Wayne Gallman received that unfortunate distinction the first three weeks of the season, but after being pressed into duty last week when Darkwa had to sit, the rookie delivered the goods, rushing for 42 yards on 11 carries, his yardage total being 46.1 percent of the Giants' season-high 91 rushing yards through four games.
That's not the only thing Gallman accomplished. In addition to showing he could pick up the blitz, he forced two missed tackles in one game, per Pro Football Focus, putting him second on the team behind Paul Perkins who has three in four games.
"He's a guy that came in, there were a lot of new things for him," McAdoo said. "Pass protection was one of them and working through reads in pass protection is different the way you do it, whether it's a scan protection, whether it's an inside-out protection or cross key type read form, he's grown there."
The Giants will need to have their best runners on this field this week against Chargers inside linebacker Jatavis Brown, whose 41 tackles is second on the NFL. Gallman should be one of those running backs and there shouldn't even be a debate about it.
Stop Leaving Points on the Field
In case you weren't sure, McAdoo the play-caller is a gambler. The problem is he has a long way to go before he is ready for the high-stakes table.
While McAdoo is trying to show faith in his offense and, perhaps more importantly, in his ability to match wits with the opposing team's defensive coordinator, it hasn't worked.
Guess what? It's not going to work until the team shows it has mastered the fundamentals, such as handling combo blocks, catching catchable passes, and getting the play from the sideline and to the huddle a lot quicker, to name a few.
Until the Giants offense is running more smoothly, McAdoo needs to consider playing the percentages, especially given how close his team has come to a win these last two games.
This team has yet to show it can overcome self-inflicted wounds, including those that are created by its offensive play-caller.
Manage Third Downs on Each Side of the Ball
If you want another reason why the Giants haven't helped themselves toward a win, look no further than third down from the defensive side of the ball.
In their 11 wins last year, the Giants defense held opponents to a 30.6 percent conversion rate on third down. This year, that percentage has jumped up to 41.8 percent.

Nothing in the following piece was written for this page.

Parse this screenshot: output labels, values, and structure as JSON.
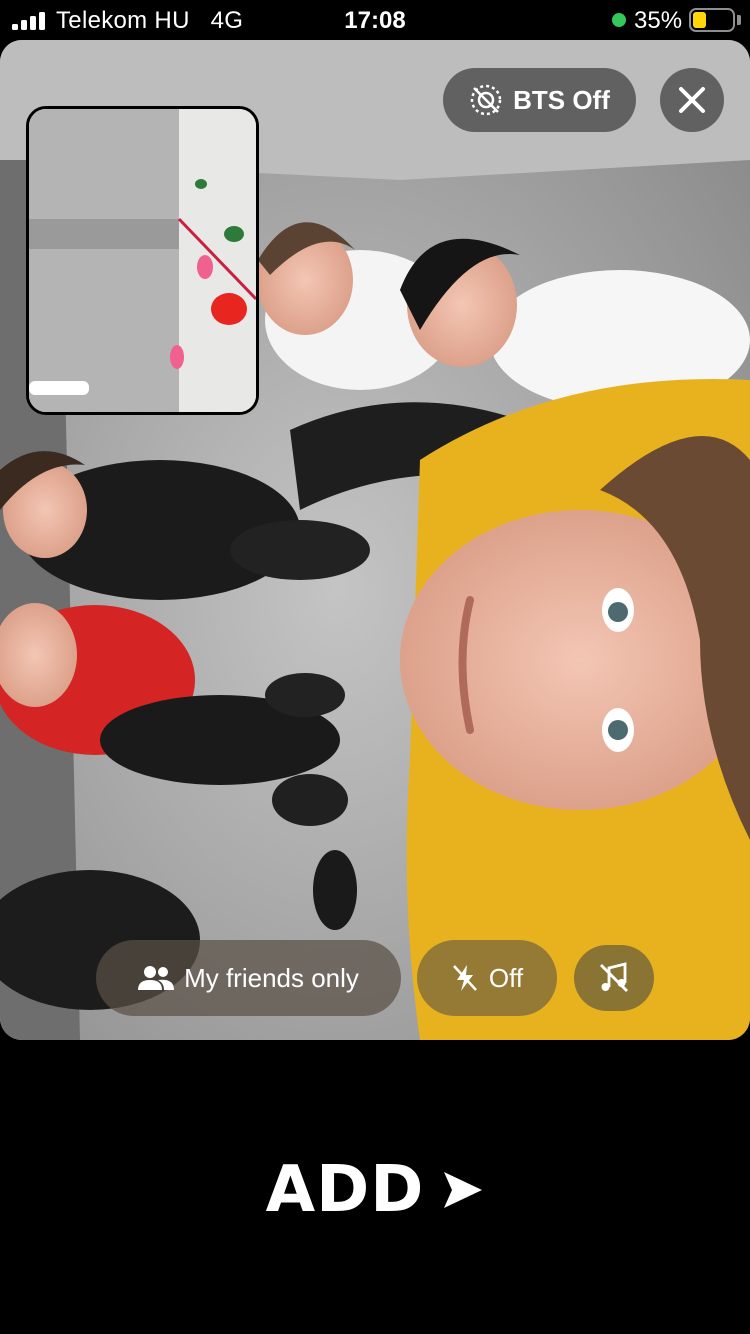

The Giants defense might catch a break here against a Chargers team that has converted just 30 percent of their third-down attempts this year, putting them 27th in the NFL. If New York can stuff quarterback Philip Rivers and company, they will give themselves a good chance for success.

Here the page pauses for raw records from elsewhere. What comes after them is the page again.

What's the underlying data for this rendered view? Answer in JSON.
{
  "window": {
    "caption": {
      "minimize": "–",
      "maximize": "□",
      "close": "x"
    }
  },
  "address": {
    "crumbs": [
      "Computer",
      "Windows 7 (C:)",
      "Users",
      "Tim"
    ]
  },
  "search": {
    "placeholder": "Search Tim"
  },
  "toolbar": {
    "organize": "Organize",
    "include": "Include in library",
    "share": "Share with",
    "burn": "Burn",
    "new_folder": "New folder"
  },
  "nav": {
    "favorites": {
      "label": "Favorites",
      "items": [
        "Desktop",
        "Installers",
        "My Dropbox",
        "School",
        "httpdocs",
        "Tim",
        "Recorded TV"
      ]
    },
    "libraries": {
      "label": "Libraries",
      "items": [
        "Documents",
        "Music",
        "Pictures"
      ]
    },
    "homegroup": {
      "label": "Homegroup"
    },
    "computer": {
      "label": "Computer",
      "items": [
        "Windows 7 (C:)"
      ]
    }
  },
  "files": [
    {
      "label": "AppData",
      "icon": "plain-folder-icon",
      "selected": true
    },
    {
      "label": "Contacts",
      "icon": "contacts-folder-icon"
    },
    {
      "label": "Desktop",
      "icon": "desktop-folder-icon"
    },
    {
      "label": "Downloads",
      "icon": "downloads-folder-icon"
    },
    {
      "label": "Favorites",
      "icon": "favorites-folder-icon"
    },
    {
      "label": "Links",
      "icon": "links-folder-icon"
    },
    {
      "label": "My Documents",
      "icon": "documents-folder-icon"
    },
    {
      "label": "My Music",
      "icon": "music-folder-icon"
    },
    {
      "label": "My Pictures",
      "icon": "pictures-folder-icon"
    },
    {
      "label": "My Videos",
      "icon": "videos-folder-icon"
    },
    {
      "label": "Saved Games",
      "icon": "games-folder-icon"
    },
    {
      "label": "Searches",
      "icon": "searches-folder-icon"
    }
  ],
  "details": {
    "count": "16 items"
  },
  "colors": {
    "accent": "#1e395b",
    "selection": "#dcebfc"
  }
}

While on the subject of third down, the Giants offense has converted 37.3 percent of their third-down attempts, 22nd in the league. The Chargers defense has allowed opponents to convert on 46.4 percent of their third downs, fifth most in the league.

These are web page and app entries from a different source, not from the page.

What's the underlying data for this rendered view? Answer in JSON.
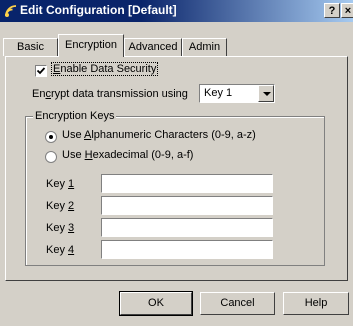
{
  "window": {
    "title": "Edit Configuration [Default]",
    "help_glyph": "?",
    "close_glyph": "×"
  },
  "tabs": [
    {
      "label": "Basic"
    },
    {
      "label": "Encryption"
    },
    {
      "label": "Advanced"
    },
    {
      "label": "Admin"
    }
  ],
  "encryption": {
    "enable_label_mnemonic": "E",
    "enable_label_rest": "nable Data Security",
    "enable_checked": true,
    "transmission_label_pre": "En",
    "transmission_label_mn": "c",
    "transmission_label_post": "rypt data transmission using",
    "transmission_value": "Key 1",
    "group_title": "Encryption Keys",
    "radio_alpha": {
      "pre": "Use ",
      "mn": "A",
      "post": "lphanumeric Characters (0-9, a-z)",
      "selected": true
    },
    "radio_hex": {
      "pre": "Use ",
      "mn": "H",
      "post": "exadecimal (0-9, a-f)",
      "selected": false
    },
    "keys": [
      {
        "label_pre": "Key ",
        "label_mn": "1",
        "value": ""
      },
      {
        "label_pre": "Key ",
        "label_mn": "2",
        "value": ""
      },
      {
        "label_pre": "Key ",
        "label_mn": "3",
        "value": ""
      },
      {
        "label_pre": "Key ",
        "label_mn": "4",
        "value": ""
      }
    ]
  },
  "buttons": {
    "ok": "OK",
    "cancel": "Cancel",
    "help": "Help"
  },
  "colors": {
    "face": "#d4d0c8",
    "title_start": "#0a246a",
    "title_end": "#a6caf0"
  }
}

If there was ever a week for the Giants to snap out of their third-down blues of 2017, this would be a good time.
Patricia Traina covers the New York Giants for Inside Football, the Journal Inquirer and Sports Xchange. All quotes and information were obtained firsthand unless otherwise noted.